According to Statistics Canada approximately 30,000 hockey players a year suffer a concussion

It’s everywhere.  The talk about concussion. Everyone seems to know someone that has had one or is currently sitting on the sidelines because of one.  

According to Statistics Canada approximately 30,000 hockey players a year suffer a concussion.  Seventy eight percent of all concussions occur during sport. 

What is a concussion? A concussion is a traumatic brain injury that alters the way your brain functions. It is a shear stress to the brain tissue caused by rotational or angular forces, direct impact is not required. Some injuries to the brain can cause a loss of consciousness, but most concussions do not. Because of this, some people have concussions and don't realize it. Most symptoms resolve within 7-10 days, however, approximately 30% of the time symptoms persist. Effects are usually temporary but can include headaches and problems with concentration, memory, balance and coordination. There are 22 signs and symptoms that can result from concussions, most of us are only aware on average of about 5 or 6.  

Concussions are common, particularly if you play a contact sport, such as football, rugby, soccer. But every concussion injures your brain to some extent. The brain needs time to rest and heal properly. Most concussive traumatic brain injuries are mild (mTBI), and people usually recover fully.  

If you are involved in a contact sport it is important to get a baseline test done. Baseline concussion tests give health care professionals a starting point should you sustain a concussion during your season.
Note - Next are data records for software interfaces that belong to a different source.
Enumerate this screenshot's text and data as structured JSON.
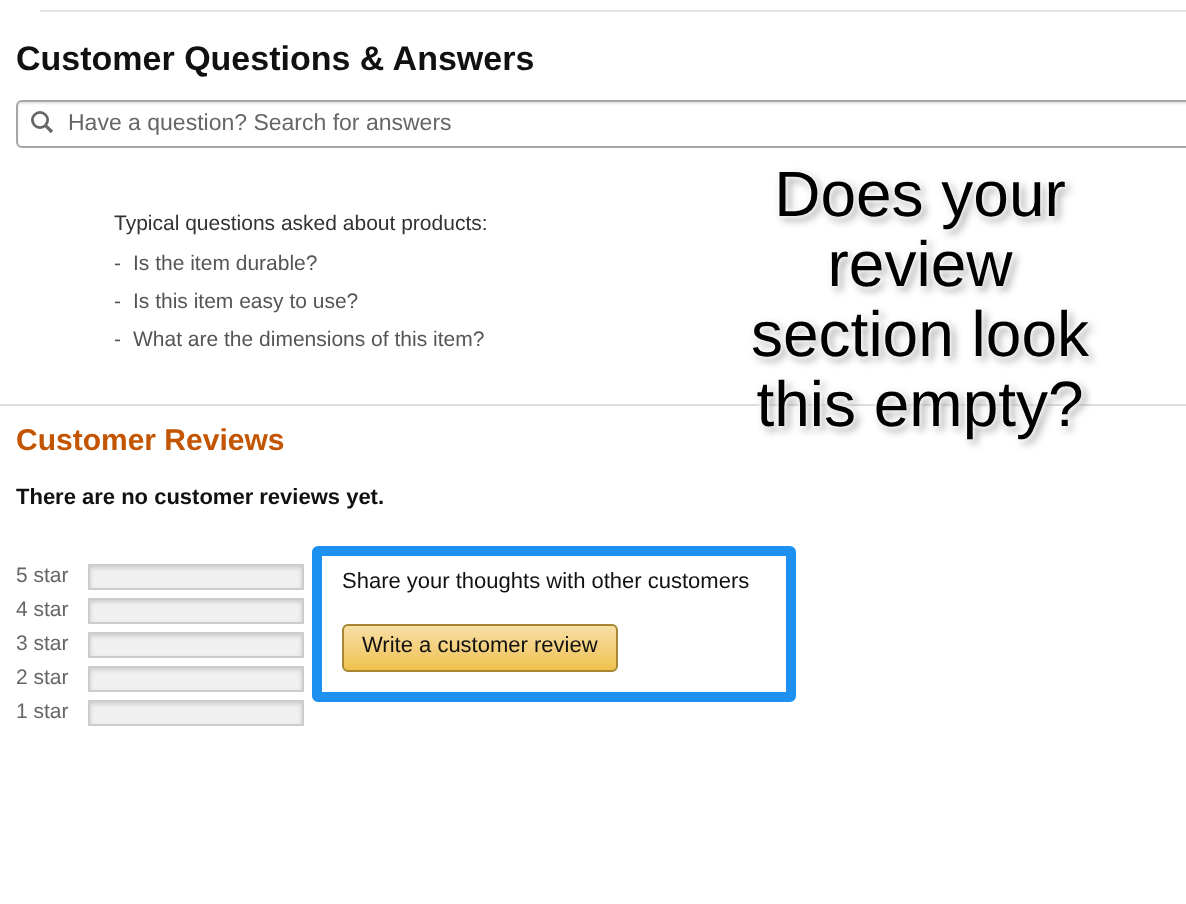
{
  "qa": {
    "title": "Customer Questions & Answers",
    "search": {
      "placeholder": "Have a question? Search for answers"
    },
    "typical_heading": "Typical questions asked about products:",
    "typical_questions": [
      {
        "bullet": "-",
        "text": "Is the item durable?"
      },
      {
        "bullet": "-",
        "text": "Is this item easy to use?"
      },
      {
        "bullet": "-",
        "text": "What are the dimensions of this item?"
      }
    ]
  },
  "reviews": {
    "title": "Customer Reviews",
    "empty_message": "There are no customer reviews yet.",
    "histogram": [
      {
        "label": "5 star",
        "level": 0
      },
      {
        "label": "4 star",
        "level": 0
      },
      {
        "label": "3 star",
        "level": 0
      },
      {
        "label": "2 star",
        "level": 0
      },
      {
        "label": "1 star",
        "level": 0
      }
    ],
    "share_prompt": "Share your thoughts with other customers",
    "write_button": "Write a customer review"
  },
  "overlay_caption": [
    "Does your",
    "review",
    "section look",
    "this empty?"
  ]
}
Baseline tests are used to assess an athlete’s balance and brain function (including learning and memory skills, ability to pay attention or concentrate, and how quickly he or she thinks and solve problems), as well as for the presence of any concussion symptoms. Results from baseline tests (or pre-injury tests) can be used and compared to a similar exam conducted by a health care professional during the season if an athlete has a suspected concussion.
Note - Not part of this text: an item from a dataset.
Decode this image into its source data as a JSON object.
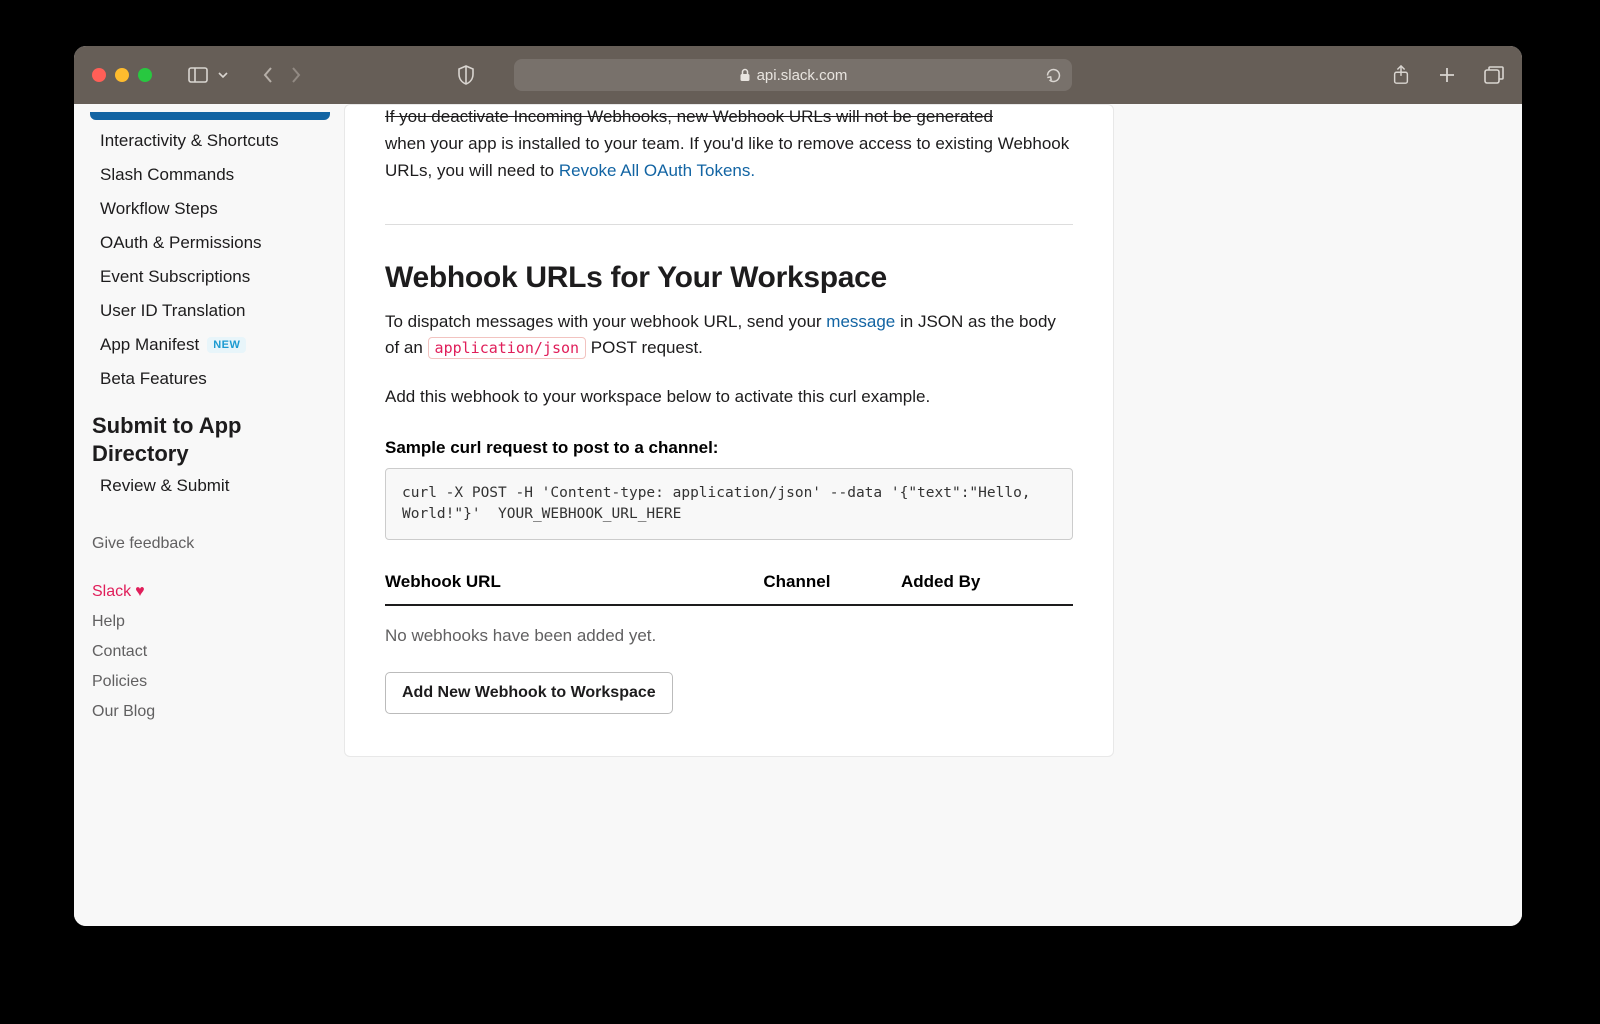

Baseline tests consist of a series of clinically validated musculoskeletal, vestibular, balance, proprioceptive and cognitive protocols including; SCAT3, ImPACT and BESS standardized tests. These tests give us valuable objective data so that in the event of a concussion, we know what normal was for the athlete and this helps us in making informed decisions about an individualized treatment path and when to determine the athlete is ready to return to school or sport. 


Think of your brain as you would another body part that you may injure, knee, back, shoulder. Each body part injured needs treatment. The brain needs to be rehabilitated too. Studies show that within an 8 week vestibular and cervical spine rehabilitation program, athletes with symptoms of headache, dizziness and neck pain have a 66% higher rate of return to sport/school (Orthopaedic Division Review-Vol.27 No.2). Certified Athletic Therapists and Physiotherapists are trained to take the patient through a series of validated treatment protocols depending on the flagged areas after a concussion. We look at all the systems that the brain controls and what it is affected by; the neck (cervicogenic), the vestibular system, balance, memory and the oculormotor system (eyes). We are able to focus our treatment on the specific area that is causing your symptoms. For example if we flag an area through your baseline test redone, and through our series of assessment processes with your eyes, we essentially take your eyes to the gym and strengthen them back up. Until all the systems are functioning properly together will you be able to return to your daily life, work, school and play at 100%. 

Here are a few excellent resources online for more detailed concussion information.


Kara Creed is a Certified Athletic Therapist and Nancy Botting is a Sport Physiotherapist. Both are from Physical Edge Physiotherapy - a multidisciplinary sort medicine clinic in Oakville , Ontario.